Element data from apps and pages
- - - -

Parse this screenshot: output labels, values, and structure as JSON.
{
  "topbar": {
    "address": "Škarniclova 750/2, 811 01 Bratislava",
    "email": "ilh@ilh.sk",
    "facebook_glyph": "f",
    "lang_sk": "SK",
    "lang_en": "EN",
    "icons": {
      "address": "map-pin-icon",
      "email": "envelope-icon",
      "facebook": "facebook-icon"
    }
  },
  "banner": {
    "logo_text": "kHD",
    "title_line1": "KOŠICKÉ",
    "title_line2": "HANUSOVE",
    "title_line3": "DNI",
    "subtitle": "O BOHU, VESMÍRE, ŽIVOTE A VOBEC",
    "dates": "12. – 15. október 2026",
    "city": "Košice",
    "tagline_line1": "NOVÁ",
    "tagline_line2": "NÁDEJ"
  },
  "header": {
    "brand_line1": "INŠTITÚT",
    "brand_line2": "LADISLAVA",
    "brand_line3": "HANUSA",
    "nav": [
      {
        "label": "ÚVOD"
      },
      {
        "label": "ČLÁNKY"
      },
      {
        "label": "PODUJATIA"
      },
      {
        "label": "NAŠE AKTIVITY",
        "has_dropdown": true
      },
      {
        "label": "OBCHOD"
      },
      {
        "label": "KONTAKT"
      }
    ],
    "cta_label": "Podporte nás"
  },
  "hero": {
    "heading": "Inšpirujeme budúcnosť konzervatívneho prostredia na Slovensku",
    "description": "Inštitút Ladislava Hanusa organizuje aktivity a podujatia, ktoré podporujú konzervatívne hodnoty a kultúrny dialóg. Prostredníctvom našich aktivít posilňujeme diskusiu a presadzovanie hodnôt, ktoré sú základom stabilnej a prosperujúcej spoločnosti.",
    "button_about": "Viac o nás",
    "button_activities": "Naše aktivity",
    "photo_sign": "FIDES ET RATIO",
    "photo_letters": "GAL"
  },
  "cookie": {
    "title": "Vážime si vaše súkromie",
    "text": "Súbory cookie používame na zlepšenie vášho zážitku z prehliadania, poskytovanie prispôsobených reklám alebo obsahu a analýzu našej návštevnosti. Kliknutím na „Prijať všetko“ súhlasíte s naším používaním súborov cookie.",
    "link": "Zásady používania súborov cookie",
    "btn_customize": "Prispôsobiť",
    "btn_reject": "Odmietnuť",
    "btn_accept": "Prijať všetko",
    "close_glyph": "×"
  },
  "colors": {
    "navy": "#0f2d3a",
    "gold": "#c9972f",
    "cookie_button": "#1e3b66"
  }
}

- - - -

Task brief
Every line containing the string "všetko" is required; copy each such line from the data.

Task response
    "text": "Súbory cookie používame na zlepšenie vášho zážitku z prehliadania, poskytovanie prispôsobených reklám alebo obsahu a analýzu našej návštevnosti. Kliknutím na „Prijať všetko“ súhlasíte s naším používaním súborov cookie.",
    "btn_accept": "Prijať všetko",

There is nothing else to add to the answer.